Litigation and also other dispute resolution mechanism are in general costly to settle especially if parties are unable to control the process for resolving their disputes. The costs aspects are highlighted by the now well-known study – Lord Justice Jackson’s Civil Litigation Costs Review.
However parties do have control well before being entrenched in courts or in tribunals, and mediation or conciliation is perceived as an alternative to the contentious litigation and arbitration. However, mediation too can be costly if the ‘Go-Between’ is inexperience or unable to cope with the dynamics of the interaction between the parties and the mediation process can go out of hand, causing delays which invariably incur unnecessary costs.

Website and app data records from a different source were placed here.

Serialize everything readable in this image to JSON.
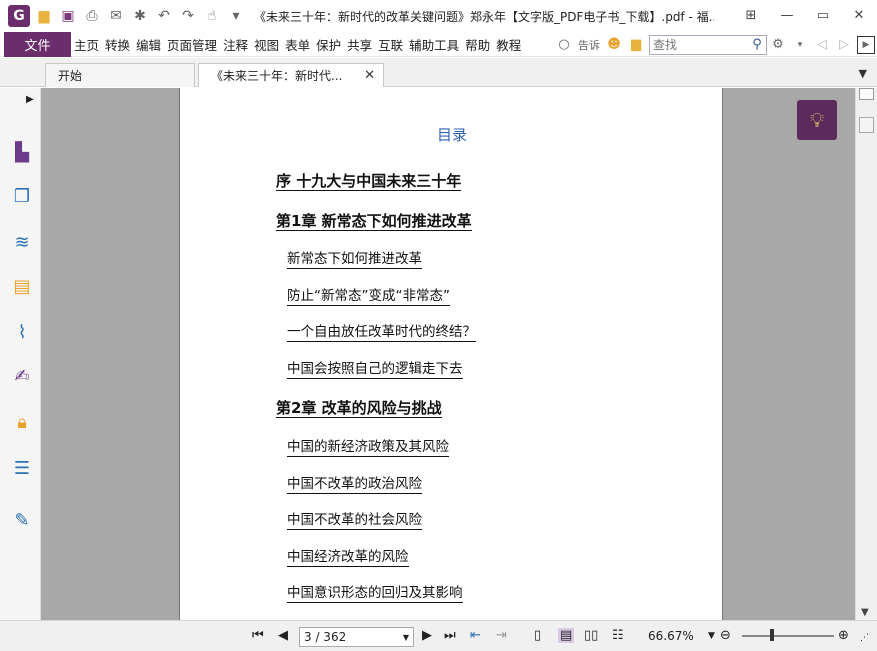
{
  "window": {
    "title": "《未来三十年：新时代的改革关键问题》郑永年【文字版_PDF电子书_下载】.pdf - 福..."
  },
  "menu": {
    "file_label": "文件",
    "items": [
      "主页",
      "转换",
      "编辑",
      "页面管理",
      "注释",
      "视图",
      "表单",
      "保护",
      "共享",
      "互联",
      "辅助工具",
      "帮助",
      "教程"
    ],
    "tell_label": "告诉",
    "search_placeholder": "查找"
  },
  "tabs": {
    "home_label": "开始",
    "doc_label": "《未来三十年：新时代..."
  },
  "document": {
    "toc_title": "目录",
    "entries": [
      {
        "text": "序 十九大与中国未来三十年",
        "level": "chapter"
      },
      {
        "text": "第1章 新常态下如何推进改革",
        "level": "chapter"
      },
      {
        "text": "新常态下如何推进改革",
        "level": "section"
      },
      {
        "text": "防止“新常态”变成“非常态”",
        "level": "section"
      },
      {
        "text": "一个自由放任改革时代的终结？",
        "level": "section"
      },
      {
        "text": "中国会按照自己的逻辑走下去",
        "level": "section"
      },
      {
        "text": "第2章 改革的风险与挑战",
        "level": "chapter"
      },
      {
        "text": "中国的新经济政策及其风险",
        "level": "section"
      },
      {
        "text": "中国不改革的政治风险",
        "level": "section"
      },
      {
        "text": "中国不改革的社会风险",
        "level": "section"
      },
      {
        "text": "中国经济改革的风险",
        "level": "section"
      },
      {
        "text": "中国意识形态的回归及其影响",
        "level": "section"
      }
    ]
  },
  "statusbar": {
    "page_indicator": "3 / 362",
    "zoom": "66.67%"
  },
  "colors": {
    "accent": "#6b2d6b",
    "toc_title": "#3060b0",
    "canvas": "#a8a8a8"
  }
}
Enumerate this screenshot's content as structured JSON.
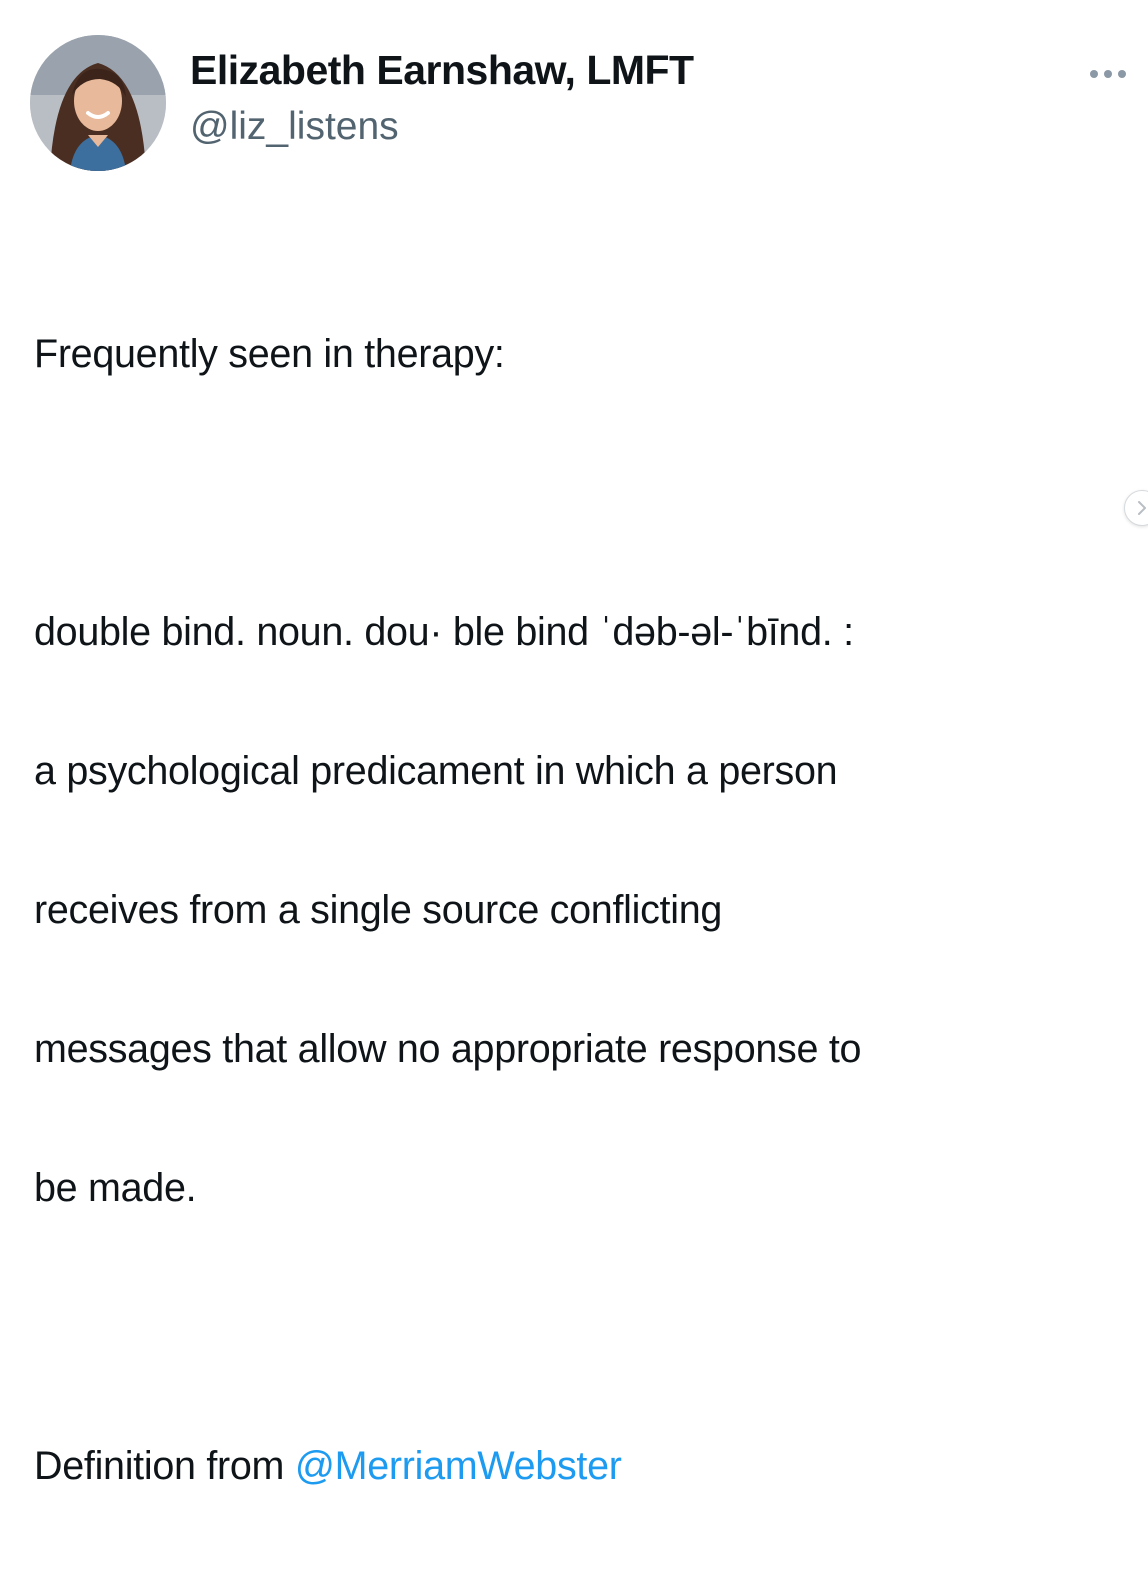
{
  "author": {
    "display_name": "Elizabeth Earnshaw, LMFT",
    "handle": "@liz_listens",
    "avatar_icon": "profile-photo"
  },
  "more_icon": "ellipsis-horizontal-icon",
  "tweet": {
    "line_intro": "Frequently seen in therapy:",
    "definition_line_1": "double bind. noun. dou· ble bind ˈdəb-əl-ˈbīnd. :",
    "definition_line_2": "a psychological predicament in which a person",
    "definition_line_3": "receives from a single source conflicting",
    "definition_line_4": "messages that allow no appropriate response to",
    "definition_line_5": "be made.",
    "source_prefix": "Definition from ",
    "source_mention": "@MerriamWebster"
  },
  "carousel": {
    "next_icon": "chevron-right-icon"
  },
  "colors": {
    "text": "#0f1419",
    "secondary_text": "#536471",
    "link": "#1d9bf0"
  }
}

Ideally, I said ‘ideally’ as it is not an obvious choice for parties, who are faced with impending crisis , to seek help to avoid the problems from turning into a crisis i.e. dispute avoidance. All disputes are ‘crisis’ of some sorts. Crisis may not be avoided e.g. contracts are breached due to no fault of the parties but due to events which the parties have little control over. However disputes can be avoided if parties are prepared to seek innovative solutions that lie before and beyond litigation or alternative dispute resolution (ADR) (e.g. arbitration or mediation/conciliation). There are other variances of ADR which I have not addressed here and which I will not go into as there are many resources available elsewhere on ADR. Also, these ADR approaches or mechanisms deal with disputes resolution not dispute avoidance.